#### Assignment
Return the data below unaltered, but strip out the pictures.

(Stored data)
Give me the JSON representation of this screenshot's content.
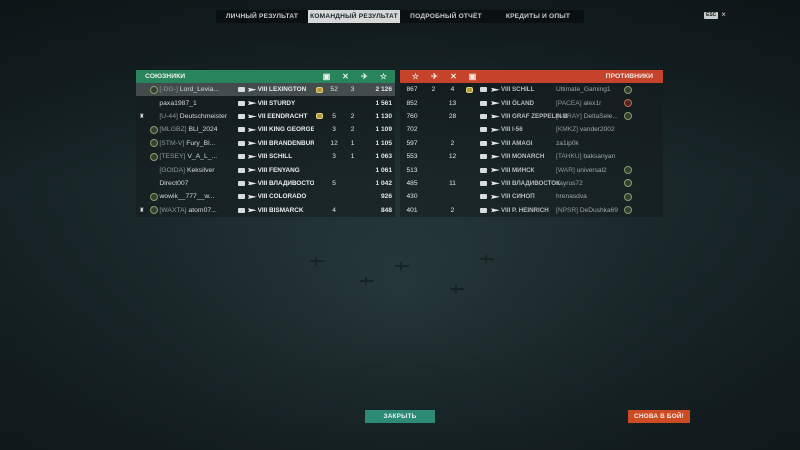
{
  "tabs": [
    "ЛИЧНЫЙ РЕЗУЛЬТАТ",
    "КОМАНДНЫЙ РЕЗУЛЬТАТ",
    "ПОДРОБНЫЙ ОТЧЁТ",
    "КРЕДИТЫ И ОПЫТ"
  ],
  "active_tab": "КОМАНДНЫЙ РЕЗУЛЬТАТ",
  "esc_label": "ESC",
  "close_glyph": "×",
  "allies": {
    "title": "СОЮЗНИКИ",
    "header_icons": [
      "medal-icon",
      "frag-icon",
      "plane-icon",
      "star-icon"
    ],
    "rows": [
      {
        "clan": "[-DG-]",
        "name": "Lord_Levia...",
        "tier": "VIII",
        "ship": "LEXINGTON",
        "medal": true,
        "kills": "52",
        "planes": "3",
        "xp": "2 126",
        "highlight": true,
        "division": "",
        "avatar": true
      },
      {
        "clan": "",
        "name": "paxa1987_1",
        "tier": "VIII",
        "ship": "STURDY",
        "medal": false,
        "kills": "",
        "planes": "",
        "xp": "1 561",
        "highlight": false,
        "division": "",
        "avatar": false
      },
      {
        "clan": "[U-44]",
        "name": "Deutschmeister",
        "tier": "VII",
        "ship": "EENDRACHT",
        "medal": true,
        "kills": "5",
        "planes": "2",
        "xp": "1 130",
        "highlight": false,
        "division": "♜",
        "avatar": false
      },
      {
        "clan": "[MLGBZ]",
        "name": "BLI_2024",
        "tier": "VIII",
        "ship": "KING GEORGE V",
        "medal": false,
        "kills": "3",
        "planes": "2",
        "xp": "1 109",
        "highlight": false,
        "division": "",
        "avatar": true
      },
      {
        "clan": "[STM-V]",
        "name": "Fury_Bl...",
        "tier": "VIII",
        "ship": "BRANDENBURG",
        "medal": false,
        "kills": "12",
        "planes": "1",
        "xp": "1 105",
        "highlight": false,
        "division": "",
        "avatar": true
      },
      {
        "clan": "[TESEY]",
        "name": "V_A_L_...",
        "tier": "VIII",
        "ship": "SCHILL",
        "medal": false,
        "kills": "3",
        "planes": "1",
        "xp": "1 063",
        "highlight": false,
        "division": "",
        "avatar": true
      },
      {
        "clan": "[GOIDA]",
        "name": "Keksilver",
        "tier": "VIII",
        "ship": "FENYANG",
        "medal": false,
        "kills": "",
        "planes": "",
        "xp": "1 061",
        "highlight": false,
        "division": "",
        "avatar": false
      },
      {
        "clan": "",
        "name": "Direct007",
        "tier": "VIII",
        "ship": "ВЛАДИВОСТОК",
        "medal": false,
        "kills": "5",
        "planes": "",
        "xp": "1 042",
        "highlight": false,
        "division": "",
        "avatar": false
      },
      {
        "clan": "",
        "name": "wowik__777__w...",
        "tier": "VIII",
        "ship": "COLORADO",
        "medal": false,
        "kills": "",
        "planes": "",
        "xp": "926",
        "highlight": false,
        "division": "",
        "avatar": true
      },
      {
        "clan": "[WAXTA]",
        "name": "atom07...",
        "tier": "VIII",
        "ship": "BISMARCK",
        "medal": false,
        "kills": "4",
        "planes": "",
        "xp": "848",
        "highlight": false,
        "division": "♜",
        "avatar": true
      }
    ]
  },
  "enemies": {
    "title": "ПРОТИВНИКИ",
    "header_icons": [
      "star-icon",
      "plane-icon",
      "frag-icon",
      "medal-icon"
    ],
    "rows": [
      {
        "xp": "867",
        "planes": "2",
        "kills": "4",
        "medal": true,
        "tier": "VIII",
        "ship": "SCHILL",
        "clan": "",
        "name": "Ultimate_Gaming1",
        "avatar": true,
        "red": false
      },
      {
        "xp": "852",
        "planes": "",
        "kills": "13",
        "medal": false,
        "tier": "VIII",
        "ship": "ÖLAND",
        "clan": "[PACEA]",
        "name": "alex1r",
        "avatar": true,
        "red": true
      },
      {
        "xp": "760",
        "planes": "",
        "kills": "28",
        "medal": false,
        "tier": "VIII",
        "ship": "GRAF ZEPPELIN B",
        "clan": "[ARRAY]",
        "name": "DeltaSele...",
        "avatar": true,
        "red": false
      },
      {
        "xp": "702",
        "planes": "",
        "kills": "",
        "medal": false,
        "tier": "VIII",
        "ship": "I-56",
        "clan": "[KMKZ]",
        "name": "vander2002",
        "avatar": false,
        "red": false
      },
      {
        "xp": "597",
        "planes": "",
        "kills": "2",
        "medal": false,
        "tier": "VIII",
        "ship": "AMAGI",
        "clan": "",
        "name": "za1ip0k",
        "avatar": false,
        "red": false
      },
      {
        "xp": "553",
        "planes": "",
        "kills": "12",
        "medal": false,
        "tier": "VIII",
        "ship": "MONARCH",
        "clan": "[TAHKU]",
        "name": "baksanyan",
        "avatar": false,
        "red": false
      },
      {
        "xp": "513",
        "planes": "",
        "kills": "",
        "medal": false,
        "tier": "VIII",
        "ship": "МИНСК",
        "clan": "[WAR]",
        "name": "universal2",
        "avatar": true,
        "red": false
      },
      {
        "xp": "485",
        "planes": "",
        "kills": "11",
        "medal": false,
        "tier": "VIII",
        "ship": "ВЛАДИВОСТОК",
        "clan": "",
        "name": "sayrus72",
        "avatar": true,
        "red": false
      },
      {
        "xp": "430",
        "planes": "",
        "kills": "",
        "medal": false,
        "tier": "VIII",
        "ship": "СИНОП",
        "clan": "",
        "name": "hrenasdva",
        "avatar": true,
        "red": false
      },
      {
        "xp": "401",
        "planes": "",
        "kills": "2",
        "medal": false,
        "tier": "VIII",
        "ship": "P. HEINRICH",
        "clan": "[NPSR]",
        "name": "DeDushka69",
        "avatar": true,
        "red": false
      }
    ]
  },
  "buttons": {
    "close": "ЗАКРЫТЬ",
    "battle": "СНОВА В БОЙ!"
  },
  "colors": {
    "ally": "#28845a",
    "enemy": "#c4432a",
    "close_button": "#2d8a74",
    "battle_button": "#cd4b22"
  }
}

#### Response below
Give me the JSON representation of this screenshot's content.
{
  "tabs": [
    "ЛИЧНЫЙ РЕЗУЛЬТАТ",
    "КОМАНДНЫЙ РЕЗУЛЬТАТ",
    "ПОДРОБНЫЙ ОТЧЁТ",
    "КРЕДИТЫ И ОПЫТ"
  ],
  "active_tab": "КОМАНДНЫЙ РЕЗУЛЬТАТ",
  "esc_label": "ESC",
  "close_glyph": "×",
  "allies": {
    "title": "СОЮЗНИКИ",
    "header_icons": [
      "medal-icon",
      "frag-icon",
      "plane-icon",
      "star-icon"
    ],
    "rows": [
      {
        "clan": "[-DG-]",
        "name": "Lord_Levia...",
        "tier": "VIII",
        "ship": "LEXINGTON",
        "medal": true,
        "kills": "52",
        "planes": "3",
        "xp": "2 126",
        "highlight": true,
        "division": "",
        "avatar": true
      },
      {
        "clan": "",
        "name": "paxa1987_1",
        "tier": "VIII",
        "ship": "STURDY",
        "medal": false,
        "kills": "",
        "planes": "",
        "xp": "1 561",
        "highlight": false,
        "division": "",
        "avatar": false
      },
      {
        "clan": "[U-44]",
        "name": "Deutschmeister",
        "tier": "VII",
        "ship": "EENDRACHT",
        "medal": true,
        "kills": "5",
        "planes": "2",
        "xp": "1 130",
        "highlight": false,
        "division": "♜",
        "avatar": false
      },
      {
        "clan": "[MLGBZ]",
        "name": "BLI_2024",
        "tier": "VIII",
        "ship": "KING GEORGE V",
        "medal": false,
        "kills": "3",
        "planes": "2",
        "xp": "1 109",
        "highlight": false,
        "division": "",
        "avatar": true
      },
      {
        "clan": "[STM-V]",
        "name": "Fury_Bl...",
        "tier": "VIII",
        "ship": "BRANDENBURG",
        "medal": false,
        "kills": "12",
        "planes": "1",
        "xp": "1 105",
        "highlight": false,
        "division": "",
        "avatar": true
      },
      {
        "clan": "[TESEY]",
        "name": "V_A_L_...",
        "tier": "VIII",
        "ship": "SCHILL",
        "medal": false,
        "kills": "3",
        "planes": "1",
        "xp": "1 063",
        "highlight": false,
        "division": "",
        "avatar": true
      },
      {
        "clan": "[GOIDA]",
        "name": "Keksilver",
        "tier": "VIII",
        "ship": "FENYANG",
        "medal": false,
        "kills": "",
        "planes": "",
        "xp": "1 061",
        "highlight": false,
        "division": "",
        "avatar": false
      },
      {
        "clan": "",
        "name": "Direct007",
        "tier": "VIII",
        "ship": "ВЛАДИВОСТОК",
        "medal": false,
        "kills": "5",
        "planes": "",
        "xp": "1 042",
        "highlight": false,
        "division": "",
        "avatar": false
      },
      {
        "clan": "",
        "name": "wowik__777__w...",
        "tier": "VIII",
        "ship": "COLORADO",
        "medal": false,
        "kills": "",
        "planes": "",
        "xp": "926",
        "highlight": false,
        "division": "",
        "avatar": true
      },
      {
        "clan": "[WAXTA]",
        "name": "atom07...",
        "tier": "VIII",
        "ship": "BISMARCK",
        "medal": false,
        "kills": "4",
        "planes": "",
        "xp": "848",
        "highlight": false,
        "division": "♜",
        "avatar": true
      }
    ]
  },
  "enemies": {
    "title": "ПРОТИВНИКИ",
    "header_icons": [
      "star-icon",
      "plane-icon",
      "frag-icon",
      "medal-icon"
    ],
    "rows": [
      {
        "xp": "867",
        "planes": "2",
        "kills": "4",
        "medal": true,
        "tier": "VIII",
        "ship": "SCHILL",
        "clan": "",
        "name": "Ultimate_Gaming1",
        "avatar": true,
        "red": false
      },
      {
        "xp": "852",
        "planes": "",
        "kills": "13",
        "medal": false,
        "tier": "VIII",
        "ship": "ÖLAND",
        "clan": "[PACEA]",
        "name": "alex1r",
        "avatar": true,
        "red": true
      },
      {
        "xp": "760",
        "planes": "",
        "kills": "28",
        "medal": false,
        "tier": "VIII",
        "ship": "GRAF ZEPPELIN B",
        "clan": "[ARRAY]",
        "name": "DeltaSele...",
        "avatar": true,
        "red": false
      },
      {
        "xp": "702",
        "planes": "",
        "kills": "",
        "medal": false,
        "tier": "VIII",
        "ship": "I-56",
        "clan": "[KMKZ]",
        "name": "vander2002",
        "avatar": false,
        "red": false
      },
      {
        "xp": "597",
        "planes": "",
        "kills": "2",
        "medal": false,
        "tier": "VIII",
        "ship": "AMAGI",
        "clan": "",
        "name": "za1ip0k",
        "avatar": false,
        "red": false
      },
      {
        "xp": "553",
        "planes": "",
        "kills": "12",
        "medal": false,
        "tier": "VIII",
        "ship": "MONARCH",
        "clan": "[TAHKU]",
        "name": "baksanyan",
        "avatar": false,
        "red": false
      },
      {
        "xp": "513",
        "planes": "",
        "kills": "",
        "medal": false,
        "tier": "VIII",
        "ship": "МИНСК",
        "clan": "[WAR]",
        "name": "universal2",
        "avatar": true,
        "red": false
      },
      {
        "xp": "485",
        "planes": "",
        "kills": "11",
        "medal": false,
        "tier": "VIII",
        "ship": "ВЛАДИВОСТОК",
        "clan": "",
        "name": "sayrus72",
        "avatar": true,
        "red": false
      },
      {
        "xp": "430",
        "planes": "",
        "kills": "",
        "medal": false,
        "tier": "VIII",
        "ship": "СИНОП",
        "clan": "",
        "name": "hrenasdva",
        "avatar": true,
        "red": false
      },
      {
        "xp": "401",
        "planes": "",
        "kills": "2",
        "medal": false,
        "tier": "VIII",
        "ship": "P. HEINRICH",
        "clan": "[NPSR]",
        "name": "DeDushka69",
        "avatar": true,
        "red": false
      }
    ]
  },
  "buttons": {
    "close": "ЗАКРЫТЬ",
    "battle": "СНОВА В БОЙ!"
  },
  "colors": {
    "ally": "#28845a",
    "enemy": "#c4432a",
    "close_button": "#2d8a74",
    "battle_button": "#cd4b22"
  }
}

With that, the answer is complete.